# Recorded information:
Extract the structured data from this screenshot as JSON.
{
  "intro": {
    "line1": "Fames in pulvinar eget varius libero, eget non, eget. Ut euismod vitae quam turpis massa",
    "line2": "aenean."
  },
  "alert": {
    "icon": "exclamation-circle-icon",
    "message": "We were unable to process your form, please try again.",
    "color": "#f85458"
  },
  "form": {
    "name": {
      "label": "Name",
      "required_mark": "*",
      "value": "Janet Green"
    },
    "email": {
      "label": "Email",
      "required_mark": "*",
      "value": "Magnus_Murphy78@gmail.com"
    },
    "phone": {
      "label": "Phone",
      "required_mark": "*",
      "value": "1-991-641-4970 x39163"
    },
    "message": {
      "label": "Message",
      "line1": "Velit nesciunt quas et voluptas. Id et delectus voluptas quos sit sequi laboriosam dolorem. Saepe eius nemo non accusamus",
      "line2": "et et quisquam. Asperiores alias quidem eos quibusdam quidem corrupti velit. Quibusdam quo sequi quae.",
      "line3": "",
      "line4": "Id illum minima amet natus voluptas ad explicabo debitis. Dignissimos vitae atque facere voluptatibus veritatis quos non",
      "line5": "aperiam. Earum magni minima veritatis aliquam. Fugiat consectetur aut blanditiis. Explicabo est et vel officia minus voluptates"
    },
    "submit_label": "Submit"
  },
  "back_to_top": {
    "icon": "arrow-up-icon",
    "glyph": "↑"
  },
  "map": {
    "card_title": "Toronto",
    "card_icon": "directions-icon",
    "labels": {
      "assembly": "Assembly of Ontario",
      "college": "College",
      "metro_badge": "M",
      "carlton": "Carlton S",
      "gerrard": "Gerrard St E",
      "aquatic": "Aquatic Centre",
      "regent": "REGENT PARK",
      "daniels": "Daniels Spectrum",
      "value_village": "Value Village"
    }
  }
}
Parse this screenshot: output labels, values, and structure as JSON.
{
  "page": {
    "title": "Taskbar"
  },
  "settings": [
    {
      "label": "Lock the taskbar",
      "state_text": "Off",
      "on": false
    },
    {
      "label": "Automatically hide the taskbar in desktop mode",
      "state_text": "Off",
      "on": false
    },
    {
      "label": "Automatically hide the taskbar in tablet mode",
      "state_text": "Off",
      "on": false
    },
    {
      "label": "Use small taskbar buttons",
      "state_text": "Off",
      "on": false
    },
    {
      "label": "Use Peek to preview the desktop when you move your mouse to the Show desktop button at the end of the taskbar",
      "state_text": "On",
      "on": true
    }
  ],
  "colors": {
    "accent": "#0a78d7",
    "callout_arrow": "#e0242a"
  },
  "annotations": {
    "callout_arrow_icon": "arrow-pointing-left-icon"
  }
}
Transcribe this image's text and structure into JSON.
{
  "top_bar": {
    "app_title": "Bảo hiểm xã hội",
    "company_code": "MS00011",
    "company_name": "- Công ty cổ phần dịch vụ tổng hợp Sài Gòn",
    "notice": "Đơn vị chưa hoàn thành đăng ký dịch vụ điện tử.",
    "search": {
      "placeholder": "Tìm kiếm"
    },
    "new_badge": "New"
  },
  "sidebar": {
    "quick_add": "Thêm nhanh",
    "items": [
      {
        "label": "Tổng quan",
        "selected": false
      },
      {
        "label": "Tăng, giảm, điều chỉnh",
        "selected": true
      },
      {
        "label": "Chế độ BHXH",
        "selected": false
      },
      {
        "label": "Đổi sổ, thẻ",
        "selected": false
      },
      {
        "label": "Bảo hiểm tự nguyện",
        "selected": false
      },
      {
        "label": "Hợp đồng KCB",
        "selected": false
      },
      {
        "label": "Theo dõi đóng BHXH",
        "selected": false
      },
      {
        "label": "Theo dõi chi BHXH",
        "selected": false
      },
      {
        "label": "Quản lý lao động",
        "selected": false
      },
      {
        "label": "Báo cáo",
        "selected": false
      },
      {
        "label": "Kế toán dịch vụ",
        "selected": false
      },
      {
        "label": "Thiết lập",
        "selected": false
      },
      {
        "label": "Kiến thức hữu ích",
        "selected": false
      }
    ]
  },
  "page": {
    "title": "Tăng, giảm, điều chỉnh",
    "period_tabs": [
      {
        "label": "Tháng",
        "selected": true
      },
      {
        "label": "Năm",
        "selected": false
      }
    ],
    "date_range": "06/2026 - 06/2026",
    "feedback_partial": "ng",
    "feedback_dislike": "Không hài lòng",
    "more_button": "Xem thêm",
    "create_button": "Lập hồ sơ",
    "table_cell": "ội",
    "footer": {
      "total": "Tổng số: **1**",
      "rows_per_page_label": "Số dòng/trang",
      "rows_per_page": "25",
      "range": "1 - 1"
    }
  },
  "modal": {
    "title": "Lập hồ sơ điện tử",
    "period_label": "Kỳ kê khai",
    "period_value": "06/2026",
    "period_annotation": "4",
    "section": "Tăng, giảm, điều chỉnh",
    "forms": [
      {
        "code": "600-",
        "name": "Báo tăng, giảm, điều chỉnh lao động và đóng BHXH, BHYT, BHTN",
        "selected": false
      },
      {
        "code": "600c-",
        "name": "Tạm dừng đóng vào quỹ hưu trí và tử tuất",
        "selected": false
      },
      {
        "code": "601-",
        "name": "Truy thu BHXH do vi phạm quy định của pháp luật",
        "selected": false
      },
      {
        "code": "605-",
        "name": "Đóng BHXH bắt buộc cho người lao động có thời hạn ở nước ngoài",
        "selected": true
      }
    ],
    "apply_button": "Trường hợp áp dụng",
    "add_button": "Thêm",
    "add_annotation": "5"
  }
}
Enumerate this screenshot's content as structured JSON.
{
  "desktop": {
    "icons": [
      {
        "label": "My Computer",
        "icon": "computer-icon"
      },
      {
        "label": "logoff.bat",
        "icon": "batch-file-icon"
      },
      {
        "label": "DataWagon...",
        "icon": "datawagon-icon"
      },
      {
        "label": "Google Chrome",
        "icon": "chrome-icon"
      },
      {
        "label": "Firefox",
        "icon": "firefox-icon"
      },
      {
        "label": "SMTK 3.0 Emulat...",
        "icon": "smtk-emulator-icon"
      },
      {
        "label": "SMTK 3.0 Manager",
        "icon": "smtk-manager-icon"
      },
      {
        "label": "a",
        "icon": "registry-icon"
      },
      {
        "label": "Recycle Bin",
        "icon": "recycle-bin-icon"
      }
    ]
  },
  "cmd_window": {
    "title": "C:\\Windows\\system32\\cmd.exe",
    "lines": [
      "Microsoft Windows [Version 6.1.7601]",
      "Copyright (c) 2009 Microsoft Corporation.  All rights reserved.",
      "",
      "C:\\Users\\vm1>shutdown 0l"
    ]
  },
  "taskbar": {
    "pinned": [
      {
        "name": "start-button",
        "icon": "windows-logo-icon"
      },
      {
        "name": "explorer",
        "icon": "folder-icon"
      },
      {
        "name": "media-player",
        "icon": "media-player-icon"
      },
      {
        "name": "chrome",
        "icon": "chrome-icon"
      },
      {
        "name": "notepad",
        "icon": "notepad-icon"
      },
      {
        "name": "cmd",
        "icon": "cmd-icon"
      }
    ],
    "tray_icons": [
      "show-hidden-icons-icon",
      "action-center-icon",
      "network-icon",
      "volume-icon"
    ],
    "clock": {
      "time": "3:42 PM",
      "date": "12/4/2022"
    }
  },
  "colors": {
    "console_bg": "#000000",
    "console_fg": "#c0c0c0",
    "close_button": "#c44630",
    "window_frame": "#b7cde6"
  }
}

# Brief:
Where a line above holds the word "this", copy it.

# Your response:
Extract the structured data from this screenshot as JSON.
Parse this screenshot: output labels, values, and structure as JSON.
Transcribe this image's text and structure into JSON.
Enumerate this screenshot's content as structured JSON.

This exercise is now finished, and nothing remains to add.